I placed a jar in Tennessee,

And round it was, upon a hill.

It made the slovenly wilderness

Surround that hill. (CP, 76)

The three stanzas of the poem move in a circling pattern, repeating first elements in a jubilant manner and gradually coming closer to the concentrated focus of the third stanza: "The jar was gray and bare." The jar serves as an extension of the poet's own drive to order, but it achieves dominion over the chaotic wilderness precisely because it is inanimate. "It did not give of bird or bush." The jar does not itself move or change; it merely sheds influence. The source of its power is its perfection of empty form. It is "of a port in air," stately and imposing but also vacant, a mere circular opening in the air. The dominion of the jar is evoked on the level of sound and image by the repetition of the word round. The jar is round upon a rounded piece of ground, a hill, and the image of roundness is picked up again, phonetically, in the word ground: "The jar was round upon the ground." Stevens catches the assimilation of chaos to order in the moment of transformation. The wilderness, though "slovenly," surrounds the hill, and though it sprawls, it sprawls "around." The transformation to controlled pattern is reflected even in the metrical structure of the poem. The smoothness of contour in the short, tight iambic lines is broken only once, by "slovenly wilderness," and at this point the wilderness is already being rounded up. The word slovenly is a backward glance at irregularity. Whatever potential form or roundness there may be in the wilderness answers to the realized form of the jar. The jar simply is round, and because it is round, the wilderness moves to surround it.
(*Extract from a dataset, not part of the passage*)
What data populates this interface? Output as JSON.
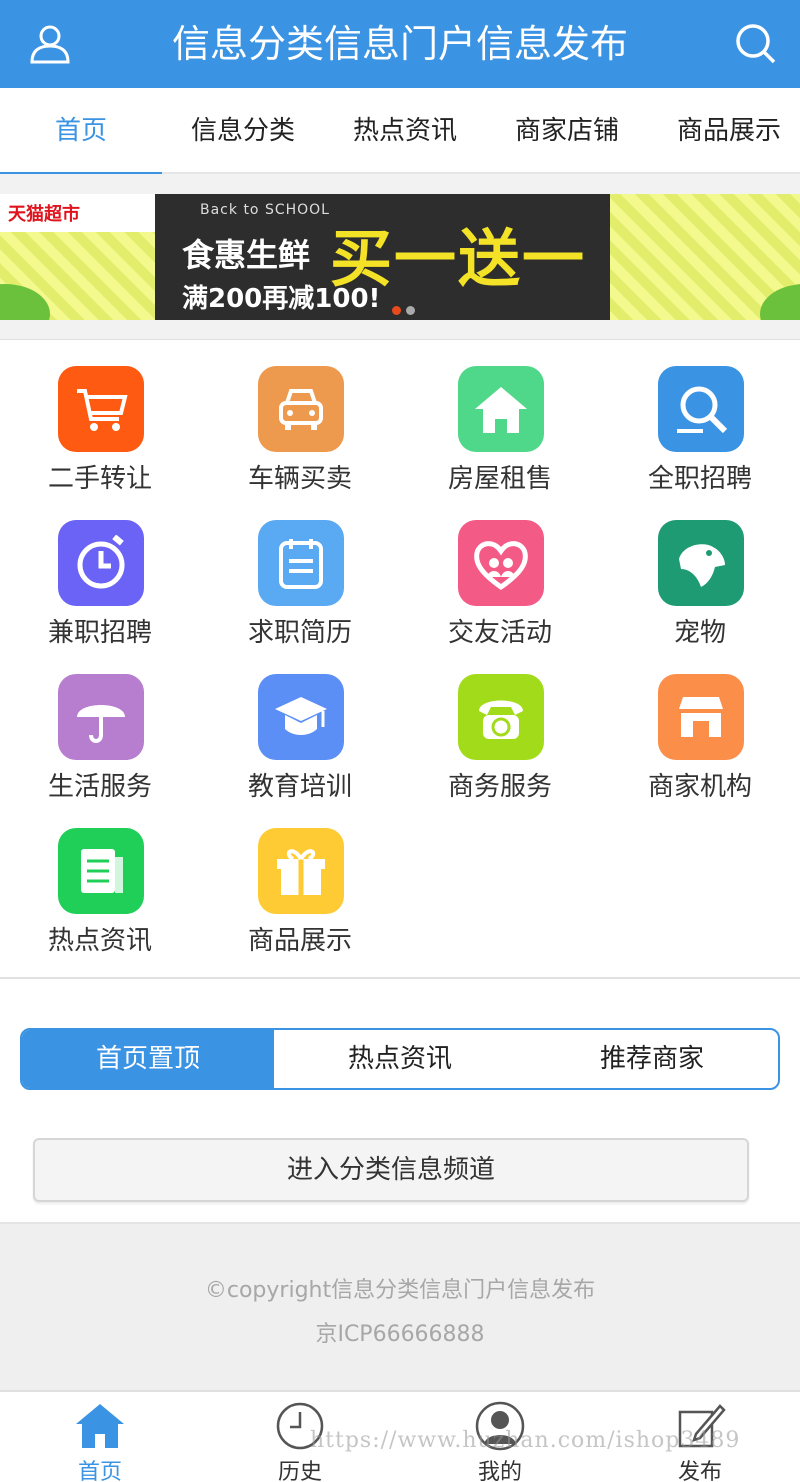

The jar in Tennessee represents a purely formal principle of order, and this kind of order cannot satisfy the deepest needs of Stevens' imagination. He ultimately seeks not only to impose order on the external world but to integrate the mind and the world within a sentient unity of being. As long as he remains fixed within a dualistic conception of the world, this fulfillment will elude him.

From Wallace Stevens' Supreme Fiction: A New Romanticism. Copyright © 1987 by Louisiana State University Press.